You prepared for your journey by reading many travelers’ accounts. Which ones were helpful?
I carried two books with me on the journeys I took when researching Red Sands, both of which are very useful and interesting. The first is Through Khiva to Golden Samarkand by Isabella “Ella” Robertson Christie, published in 1925. It is an account of her two journeys to this region, in 1910 and 1912. Ella was a formidable and sharp-eyed traveler, born in 1861 close to my adopted city of Edinburgh. Her musings provided constant reminders to travel unhurriedly but deliberately, to observe quietly, and to examine life both high and low. To indulge a hunger for the world, but to go slowly and stay busy by simply being there. What sets Ella Christie’s work apart from better-remembered writers on this region, such as Peter Hopkirk and Sir Fitzroy Maclean, are her commonplace observations and her motivation. Rather than setting out to spy, break records or gain accolades, she took pleasure in observing and noting the domestic and commonplace—cooking, clothing, and workshops—in great detail.
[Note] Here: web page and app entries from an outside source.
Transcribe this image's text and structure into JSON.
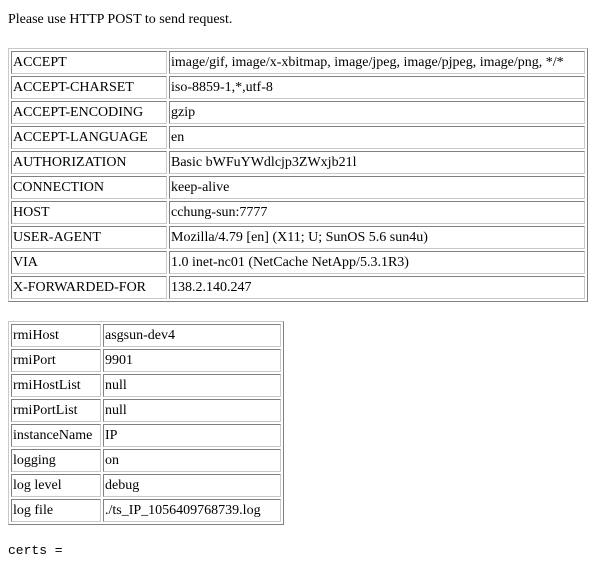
{
  "intro_text": "Please use HTTP POST to send request.",
  "headers_table": {
    "rows": [
      {
        "key": "ACCEPT",
        "value": "image/gif, image/x-xbitmap, image/jpeg, image/pjpeg, image/png, */*"
      },
      {
        "key": "ACCEPT-CHARSET",
        "value": "iso-8859-1,*,utf-8"
      },
      {
        "key": "ACCEPT-ENCODING",
        "value": "gzip"
      },
      {
        "key": "ACCEPT-LANGUAGE",
        "value": "en"
      },
      {
        "key": "AUTHORIZATION",
        "value": "Basic bWFuYWdlcjp3ZWxjb21l"
      },
      {
        "key": "CONNECTION",
        "value": "keep-alive"
      },
      {
        "key": "HOST",
        "value": "cchung-sun:7777"
      },
      {
        "key": "USER-AGENT",
        "value": "Mozilla/4.79 [en] (X11; U; SunOS 5.6 sun4u)"
      },
      {
        "key": "VIA",
        "value": "1.0 inet-nc01 (NetCache NetApp/5.3.1R3)"
      },
      {
        "key": "X-FORWARDED-FOR",
        "value": "138.2.140.247"
      }
    ]
  },
  "config_table": {
    "rows": [
      {
        "key": "rmiHost",
        "value": "asgsun-dev4"
      },
      {
        "key": "rmiPort",
        "value": "9901"
      },
      {
        "key": "rmiHostList",
        "value": "null"
      },
      {
        "key": "rmiPortList",
        "value": "null"
      },
      {
        "key": "instanceName",
        "value": "IP"
      },
      {
        "key": "logging",
        "value": "on"
      },
      {
        "key": "log level",
        "value": "debug"
      },
      {
        "key": "log file",
        "value": "./ts_IP_1056409768739.log"
      }
    ]
  },
  "certs_text": "certs ="
}
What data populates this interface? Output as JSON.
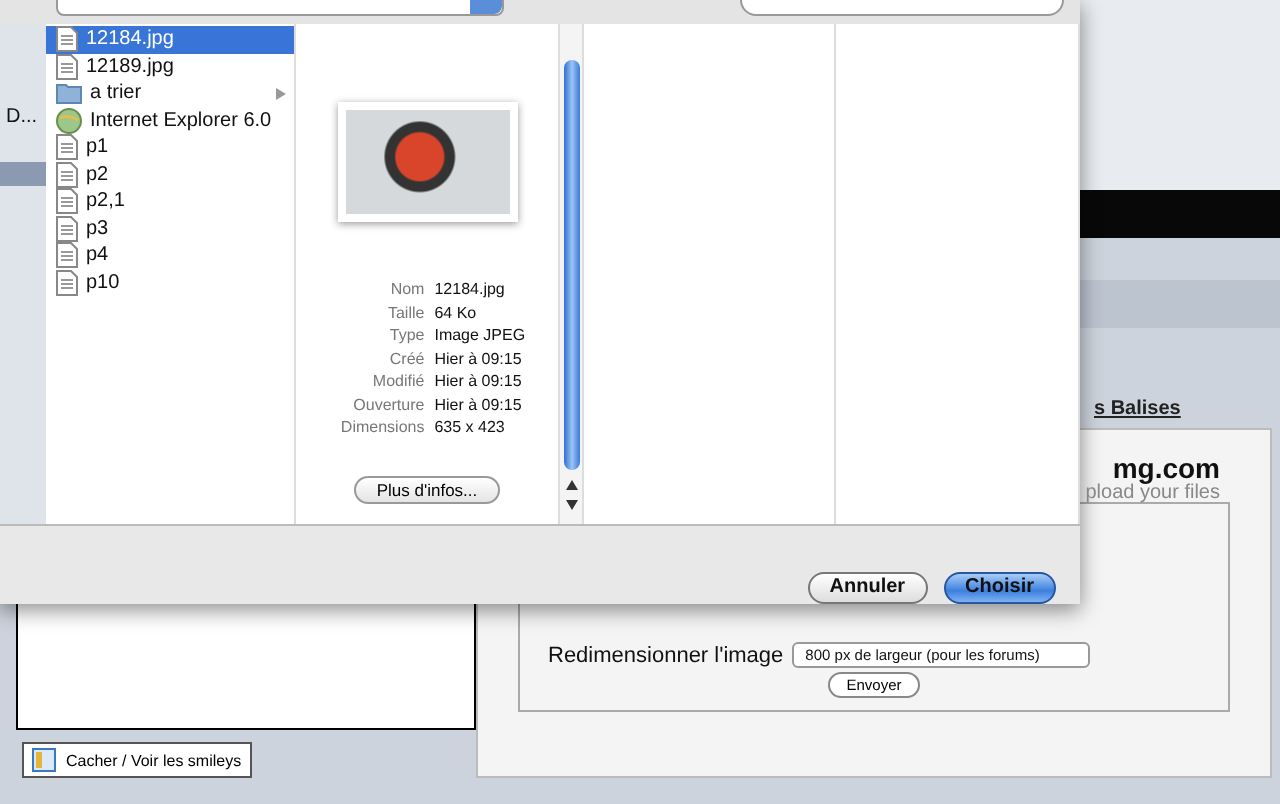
{
  "sidebar": {
    "items": [
      {
        "label": "D...",
        "selected": false
      },
      {
        "selected": true
      }
    ]
  },
  "files": [
    {
      "name": "12184.jpg",
      "kind": "file",
      "selected": true,
      "expandable": false
    },
    {
      "name": "12189.jpg",
      "kind": "file",
      "selected": false,
      "expandable": false
    },
    {
      "name": "a trier",
      "kind": "folder",
      "selected": false,
      "expandable": true
    },
    {
      "name": "Internet Explorer 6.0",
      "kind": "app",
      "selected": false,
      "expandable": false
    },
    {
      "name": "p1",
      "kind": "file",
      "selected": false,
      "expandable": false
    },
    {
      "name": "p2",
      "kind": "file",
      "selected": false,
      "expandable": false
    },
    {
      "name": "p2,1",
      "kind": "file",
      "selected": false,
      "expandable": false
    },
    {
      "name": "p3",
      "kind": "file",
      "selected": false,
      "expandable": false
    },
    {
      "name": "p4",
      "kind": "file",
      "selected": false,
      "expandable": false
    },
    {
      "name": "p10",
      "kind": "file",
      "selected": false,
      "expandable": false
    }
  ],
  "preview": {
    "info": [
      {
        "label": "Nom",
        "value": "12184.jpg"
      },
      {
        "label": "Taille",
        "value": "64 Ko"
      },
      {
        "label": "Type",
        "value": "Image JPEG"
      },
      {
        "label": "Créé",
        "value": "Hier à 09:15"
      },
      {
        "label": "Modifié",
        "value": "Hier à 09:15"
      },
      {
        "label": "Ouverture",
        "value": "Hier à 09:15"
      },
      {
        "label": "Dimensions",
        "value": "635 x 423"
      }
    ],
    "more_button": "Plus d'infos..."
  },
  "buttons": [
    {
      "label": "Annuler",
      "default": false
    },
    {
      "label": "Choisir",
      "default": true
    }
  ],
  "web_page": {
    "tab_link": "s Balises",
    "logo": "mg.com",
    "tagline": "pload your files",
    "resize_label": "Redimensionner l'image",
    "resize_select": "800 px de largeur (pour les forums)",
    "submit": "Envoyer",
    "smileys_button": "Cacher / Voir les smileys"
  }
}
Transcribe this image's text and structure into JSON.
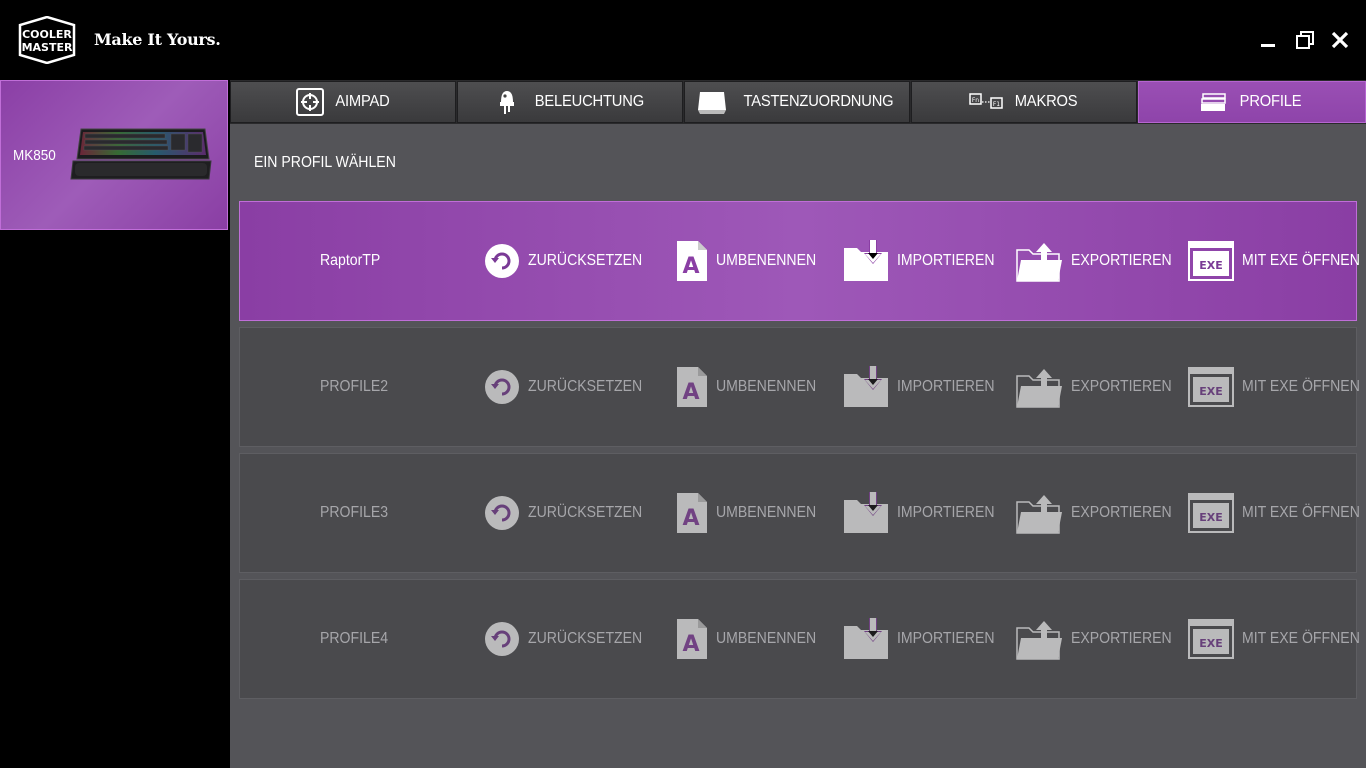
{
  "header": {
    "brand_logo_text": "COOLER MASTER",
    "tagline": "Make It Yours."
  },
  "device": {
    "name": "MK850",
    "image": "keyboard-image"
  },
  "tabs": [
    {
      "label": "AIMPAD",
      "icon": "aimpad-icon",
      "active": false
    },
    {
      "label": "BELEUCHTUNG",
      "icon": "lighting-icon",
      "active": false
    },
    {
      "label": "TASTENZUORDNUNG",
      "icon": "keymap-icon",
      "active": false
    },
    {
      "label": "MAKROS",
      "icon": "macro-icon",
      "active": false
    },
    {
      "label": "PROFILE",
      "icon": "profile-icon",
      "active": true
    }
  ],
  "section_title": "EIN PROFIL WÄHLEN",
  "actions": {
    "reset": "ZURÜCKSETZEN",
    "rename": "UMBENENNEN",
    "import": "IMPORTIEREN",
    "export": "EXPORTIEREN",
    "open_exe": "MIT EXE ÖFFNEN",
    "exe_badge": "EXE"
  },
  "profiles": [
    {
      "name": "RaptorTP",
      "active": true
    },
    {
      "name": "PROFILE2",
      "active": false
    },
    {
      "name": "PROFILE3",
      "active": false
    },
    {
      "name": "PROFILE4",
      "active": false
    }
  ],
  "colors": {
    "accent": "#9b51b6",
    "accent_border": "#c06ed8",
    "panel": "#545458",
    "row_inactive": "#4a4a4d",
    "text_inactive": "#a6a6aa"
  }
}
The second writer is John Wardell, also British, who recorded his years living in Kazakhstan in a fascinating and well-written book entitled In the Kirghiz Steppes (historically, the Kazakh steppe was referred to as Kirghiz) that is sadly little-read today. He arrived in 1914, on his 25th birthday, to mine copper for the tsar, having left London 16 and a half days earlier. He witnessed Kazakhstan on the eve of industrialization and delighted in the seasons changing. He cataloged the flora—yellow irises, marigolds, wild sage, and bitter lemony southernwood—and noted horses’ hooves bruising the herbs so that the air was redolent with perfume. These are far from impossible images. On my own journey through the Kazakh steppe in early summer, red poppies stretched blazing and livid for hundreds of miles and I crushed strongly scented wild mint and thyme underfoot. Wardell’s book, as I carried it with me, was a physical reminder of the value of recording the present, of noting people, places and countries at a time of development and transformation.
All photos provided by Caroline Eden